Molly Jones’ illustrations have the cheeky energy of a retro cartoon strip. Her loose lines, goofy yet expressive characters and trippy scenes make for an irreverent illustration style, often topped with playfully grotesque or childlike touches.
Look a little closer though and there are references aplenty that bring her work right up to date, namely in her pieces that illuminate the often sticky, chaotic aspects of the Gen Z experience.
Jones studied illustration at Camberwell College of Arts, a course she found to be full of variety and encouraged her to experiment: “I never knew how broad illustration could be before I went to uni, I feel like Camberwell really challenges what illustration is and what it can communicate.”
Her joyful cartoon style began to emerge towards the end of her second year while working on a project about Gen Z, for which she made a zine about social media.
“I distort my images a lot to create wonky lines and narratives, or to add emphasis on objects. I also try to stick with the same colour palettes. My work is playful, I’m not a serious person so I try to retain that atmosphere. I try to make it comical, while maintaining a relatable and noticeable style.” At the moment she’s keeping her colour palettes simple while she learns to screenprint from home. “I just really want to push my style to be the best it can be.”
The most useful advice she’s been given is to try to worry less. “Throughout college and uni I’ve been told I worry too much and it’s only really third year where I’ve been the most relaxed and not cared what people think,” she explains. “It’s hard to overcome but once you get over that bridge, creating work and sharing it is a lot easier.”
Another key learning has been to strip back her creations. “A tutor said this to me in second year and since then I’ve always taken that into consideration. Every time I create illustrations now I’m thinking ‘is this too much?’ and making sure it’s easily readable.”
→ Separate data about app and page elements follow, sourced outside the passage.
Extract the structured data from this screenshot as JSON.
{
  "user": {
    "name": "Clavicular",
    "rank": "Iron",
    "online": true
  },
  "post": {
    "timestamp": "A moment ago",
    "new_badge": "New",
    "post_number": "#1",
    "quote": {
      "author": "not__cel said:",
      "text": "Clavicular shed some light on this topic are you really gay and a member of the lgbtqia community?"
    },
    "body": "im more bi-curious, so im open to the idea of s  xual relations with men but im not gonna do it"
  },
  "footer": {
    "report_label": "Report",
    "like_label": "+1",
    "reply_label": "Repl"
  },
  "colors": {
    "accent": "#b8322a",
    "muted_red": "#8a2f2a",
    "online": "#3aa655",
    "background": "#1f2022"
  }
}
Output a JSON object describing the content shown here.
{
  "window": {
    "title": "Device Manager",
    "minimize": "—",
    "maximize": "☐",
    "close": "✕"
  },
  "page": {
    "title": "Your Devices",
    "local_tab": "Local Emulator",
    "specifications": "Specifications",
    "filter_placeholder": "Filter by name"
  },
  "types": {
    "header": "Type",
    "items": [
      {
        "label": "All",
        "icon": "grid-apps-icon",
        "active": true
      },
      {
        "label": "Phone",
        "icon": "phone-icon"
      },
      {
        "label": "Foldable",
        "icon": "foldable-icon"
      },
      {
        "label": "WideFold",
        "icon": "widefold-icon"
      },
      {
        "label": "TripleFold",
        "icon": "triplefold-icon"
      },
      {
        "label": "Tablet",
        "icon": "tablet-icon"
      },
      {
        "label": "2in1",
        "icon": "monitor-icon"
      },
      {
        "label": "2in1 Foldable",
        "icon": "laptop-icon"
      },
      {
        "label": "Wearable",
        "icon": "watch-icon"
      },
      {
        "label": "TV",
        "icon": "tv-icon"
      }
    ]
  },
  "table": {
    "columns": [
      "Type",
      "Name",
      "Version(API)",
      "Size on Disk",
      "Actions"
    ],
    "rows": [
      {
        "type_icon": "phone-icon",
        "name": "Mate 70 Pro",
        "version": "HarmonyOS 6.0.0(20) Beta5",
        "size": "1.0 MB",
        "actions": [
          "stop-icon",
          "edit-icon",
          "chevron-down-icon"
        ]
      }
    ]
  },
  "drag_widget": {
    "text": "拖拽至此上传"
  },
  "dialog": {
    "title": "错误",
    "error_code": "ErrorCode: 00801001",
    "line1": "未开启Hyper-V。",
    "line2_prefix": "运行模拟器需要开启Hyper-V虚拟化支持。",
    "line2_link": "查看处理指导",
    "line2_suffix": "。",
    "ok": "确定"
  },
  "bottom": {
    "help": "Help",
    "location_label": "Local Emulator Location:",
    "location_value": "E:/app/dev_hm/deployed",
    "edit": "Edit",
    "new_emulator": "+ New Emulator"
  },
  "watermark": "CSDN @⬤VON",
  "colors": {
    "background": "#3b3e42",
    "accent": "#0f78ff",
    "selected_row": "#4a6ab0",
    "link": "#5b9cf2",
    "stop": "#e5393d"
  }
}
Throughout the pandemic, Jones initially felt it was difficult to find motivation – something that can be a challenge at the best of times. “When you’re in a house full of students and [have] nowhere else to go it can be hard to switch off and make other things a priority because of distractions,” she says.
“There was a point in third year when I was writing my dissertation and I just thought that I wasn’t going to do it because I couldn’t, but I did,” Jones remembers. The routine of going to work at a supermarket helped her keep up with her studies, and she ultimately feels the challenges of her university experiences have made her a more capable and resilient creative.
Now that she’s finished her course, her sights are set on getting her work out there and maintaining her creativity. “I’m really trying to do work every day even if it’s just a little drawing, but I’m finding it quite difficult at the moment. I’m learning to expose my own screens at home so over summer I can play around with printmaking which links into my other work,” she says. “I also don’t expect to get an amazing job straightaway, but I would love to be a technician at a college or uni. So I am learning new processes and keeping my eye out for them.”
She’s staying in London for the foreseeable future with the aim of taking part in art shows and building out her links with other creatives. Looking ahead, she’s eager to see her work across different formats, whether on packaging, fashion designs or outdoors. “I’d absolutely love to do a mural! I’ve had a lot of people say to me that they could see my work on a wall. I think it would look great in a play area too,” she says.
“I’m starting to do T-shirts which I’m hoping to sell, and I’d love to do surface pattern designs. I’ve created some cushion prints already and they have been successful,” she adds. “I just want to try everything.”